Exploring the definition and location of public art led us to wonder if there may be an opportunity for Baltimore to conduct a public art census, engaging members of the community in identifying what they define as art, to add to the Public Art dataset. There is precedent for this level of engagement in disadvantaged Baltimore communities. In 2014, the Howard Park Civic Association organized and worked with the City to bring a ShopRite grocery store to Forest Park, a neighborhood in West Baltimore segregated since 1960. The ShopRite is the largest grocery store in the city, and Forest Park is no longer a food desert, for the first time since 1999. This transformation signaled a “pendulum swing” to leaders in that community, but problems remained. This spring, volunteers who are part of a service learning project will survey the neighborhood, using tablets and cell phones to gather data on vacant and nuisance houses, and vacant lots to create an electronic map.

 

If you have comments on this topic or ideas on how to organize such a project, get in touch: govex@jhu.edu @gov_ex

 

Methodology

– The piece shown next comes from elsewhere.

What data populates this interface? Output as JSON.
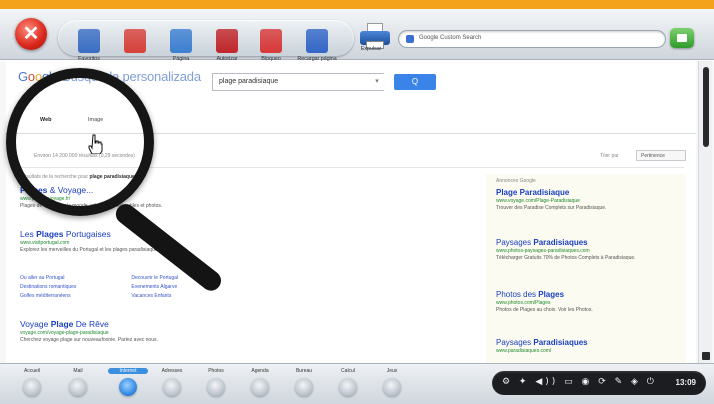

This analysis was produced by combining datasets on public art and cultural institutions with existing research on food deserts in Baltimore. Data on art was collated and cleaned from sources on the Baltimore City Open Data Portal through PostGIS, geocoded using the Google Maps API, and visualized using CartoDB. The food desert shapefile came from previous research done by the Johns Hopkins Center for a Livable Future in collaboration with the City of Baltimore. Buffers on the Arts dataset were created at 5, 10, and 20 minute walking intervals (0.25, 0.5, and 1 mile respectively) using CartoDB and PostGIS.

 

Data sources:

Baltimore Public Art Inventory

Baltimore Museums Inventory

Baltimore Food Desert Shapefile

 


Matt Pazoles and Katherine Klosek are Senior Implementation Advisors with the Center for Government Excellence.